We have made the biggest shows across the country and around the world, created films beloved by audiences young and old, and produced the biggest events in music, sports, and more that defined culture. We pioneered free ad-supported streaming television, launched the fastest growing pay streaming service in the United States, and elevated one of the most iconic global entertainment brands to create the company we know today as Paramount. We did it all while navigating a fascinating but no less challenging time for media and entertainment – economic ups and downs, mergers and acquisitions, sweeping organizational transformation, and a global pandemic.

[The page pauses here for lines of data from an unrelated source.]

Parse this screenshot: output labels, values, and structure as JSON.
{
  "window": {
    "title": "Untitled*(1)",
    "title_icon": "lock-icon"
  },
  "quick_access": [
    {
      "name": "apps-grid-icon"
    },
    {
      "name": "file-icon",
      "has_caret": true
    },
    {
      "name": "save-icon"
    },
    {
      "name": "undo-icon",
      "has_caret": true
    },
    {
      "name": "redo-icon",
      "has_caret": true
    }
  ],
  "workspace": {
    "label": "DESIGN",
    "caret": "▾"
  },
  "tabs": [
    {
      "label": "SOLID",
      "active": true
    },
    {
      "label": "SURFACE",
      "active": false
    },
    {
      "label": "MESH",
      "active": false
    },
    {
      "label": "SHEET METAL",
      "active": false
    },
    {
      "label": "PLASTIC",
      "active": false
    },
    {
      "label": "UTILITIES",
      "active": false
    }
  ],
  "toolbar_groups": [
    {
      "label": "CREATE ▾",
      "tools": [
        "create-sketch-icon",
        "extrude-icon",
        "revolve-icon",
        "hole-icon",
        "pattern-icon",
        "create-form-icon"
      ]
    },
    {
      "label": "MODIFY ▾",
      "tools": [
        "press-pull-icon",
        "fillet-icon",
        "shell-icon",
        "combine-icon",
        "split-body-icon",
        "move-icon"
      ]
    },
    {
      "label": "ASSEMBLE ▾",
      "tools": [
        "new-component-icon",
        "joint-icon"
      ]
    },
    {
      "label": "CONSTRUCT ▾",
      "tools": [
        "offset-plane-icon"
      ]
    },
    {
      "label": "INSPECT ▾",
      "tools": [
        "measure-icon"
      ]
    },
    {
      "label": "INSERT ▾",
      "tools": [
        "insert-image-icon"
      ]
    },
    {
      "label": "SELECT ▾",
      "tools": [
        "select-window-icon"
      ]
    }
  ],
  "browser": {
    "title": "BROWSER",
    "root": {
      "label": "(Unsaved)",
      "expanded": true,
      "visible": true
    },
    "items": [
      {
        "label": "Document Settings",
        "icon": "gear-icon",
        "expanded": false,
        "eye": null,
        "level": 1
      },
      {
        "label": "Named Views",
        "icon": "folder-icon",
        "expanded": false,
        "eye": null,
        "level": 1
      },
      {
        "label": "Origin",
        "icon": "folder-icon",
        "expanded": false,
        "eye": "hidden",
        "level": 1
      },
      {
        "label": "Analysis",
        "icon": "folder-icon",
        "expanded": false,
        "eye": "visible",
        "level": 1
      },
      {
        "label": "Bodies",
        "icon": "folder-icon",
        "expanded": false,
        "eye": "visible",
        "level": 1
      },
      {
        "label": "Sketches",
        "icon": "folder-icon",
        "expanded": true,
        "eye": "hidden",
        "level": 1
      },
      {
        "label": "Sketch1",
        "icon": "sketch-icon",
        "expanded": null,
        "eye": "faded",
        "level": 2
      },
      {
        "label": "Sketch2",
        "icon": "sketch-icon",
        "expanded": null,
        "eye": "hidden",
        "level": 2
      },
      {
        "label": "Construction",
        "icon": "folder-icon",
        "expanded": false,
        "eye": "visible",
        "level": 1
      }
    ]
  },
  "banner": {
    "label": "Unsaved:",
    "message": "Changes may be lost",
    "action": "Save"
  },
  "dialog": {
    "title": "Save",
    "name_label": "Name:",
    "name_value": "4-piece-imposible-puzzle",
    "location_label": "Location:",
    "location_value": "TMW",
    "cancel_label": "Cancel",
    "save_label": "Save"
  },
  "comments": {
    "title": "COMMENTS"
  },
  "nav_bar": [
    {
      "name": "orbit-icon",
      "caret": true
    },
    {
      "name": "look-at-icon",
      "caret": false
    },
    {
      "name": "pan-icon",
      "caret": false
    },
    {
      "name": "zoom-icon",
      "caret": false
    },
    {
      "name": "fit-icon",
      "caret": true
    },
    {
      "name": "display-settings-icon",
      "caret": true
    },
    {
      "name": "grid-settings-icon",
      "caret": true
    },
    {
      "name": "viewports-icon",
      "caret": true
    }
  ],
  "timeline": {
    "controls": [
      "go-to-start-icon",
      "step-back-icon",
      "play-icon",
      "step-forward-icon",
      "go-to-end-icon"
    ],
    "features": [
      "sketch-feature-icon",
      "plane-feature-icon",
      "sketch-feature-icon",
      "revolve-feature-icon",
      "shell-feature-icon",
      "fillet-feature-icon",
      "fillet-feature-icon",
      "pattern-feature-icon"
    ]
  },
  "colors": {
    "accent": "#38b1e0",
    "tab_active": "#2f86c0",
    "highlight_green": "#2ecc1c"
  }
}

And we did it with the same spirit of those who built the brands we’ve been so lucky to steward. It’s been my privilege to watch you support each other and nurture our very special, rare corporate culture, while using our platform to do so much good in the communities we serve.

I’m incredibly grateful to Shari and the Board for the opportunity to lead this company, and to the mentors and friends I’ve made in my 27 years here. It may sound trite, but it’s undeniably true that it’s the people who make this place. Please know I couldn’t believe more strongly in all of you.

You are in great hands with George, Chris and Brian, who are longstanding, seasoned leaders with deep expertise across our brands and businesses. I will be here to support through the transition, and rooting for all of you, your success and happiness, far beyond.

With my deepest thanks,
Bob